In terms of live music – it’ll come back. It might not be the same, but people persevere, you know? We adapt. We figure shit out. There are a lot of idiots out there, but there are also lots of brilliant people. It will be back. And I hope people don’t take it for granted like they did before the pandemic. Hopefully people will go out and support the arts with fervour, and the musicians who do it as a full-time thing can reap the rewards of that.
Are you more hopeful now that Trump isn’t in power? How does that make you feel? Fittingly, there’s a song on your new album called Election Night, which can’t be a coincidence, and Only Son has some social commentary in the lyrics…

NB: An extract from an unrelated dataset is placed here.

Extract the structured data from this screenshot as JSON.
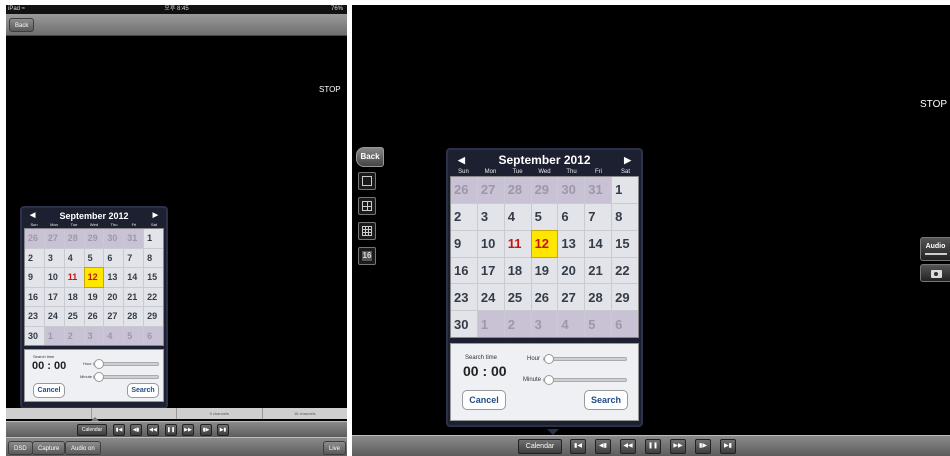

RA: Hell, yeah. He was this close to becoming a full-on dictator. How fucked up is that? And people wanted it! Insanity. I am just glad we are back to a place where we can trust the administration – more or less – know they are operating on facts and science, and try to get us the fuck out of this mess.
Do you have any music recommendations – new and old? What have you been listening to during lockdown?
RA: Oh man. I could go on forever. Lately I have been listening to a lot of funk – Funkadelic, Betty Davis – some Lenny Kravitz, D’Angelo, and the Little Shop of Horrors soundtrack. So not my usual Bob Mould, Bob Pollard, power-pop, Superchunk rock-type stuff. But I’m always spinning Sloan and stuff like that too.
Finally, what were your favourite records of last year?
RA: Here’s my list:
Lees of Memory – Moon Shot
The Lemon Twigs – Songs for the General Public
Coriky – S/T
Guided By Voices – Surrender Your Poppy Field / Mirrored Aztec / Styles We Paid For
The Beths – Jump Rope Gazers
Peel Dream Magazine – Agitprop Alterna
Hum – Inlet
Hayley Williams – Petals for Armor
Supercrush – SODO Pop
Fleet Foxes – Shore
What A Rip by Ryan Allen is officially released on February 5: you can stream, download or purchase it here.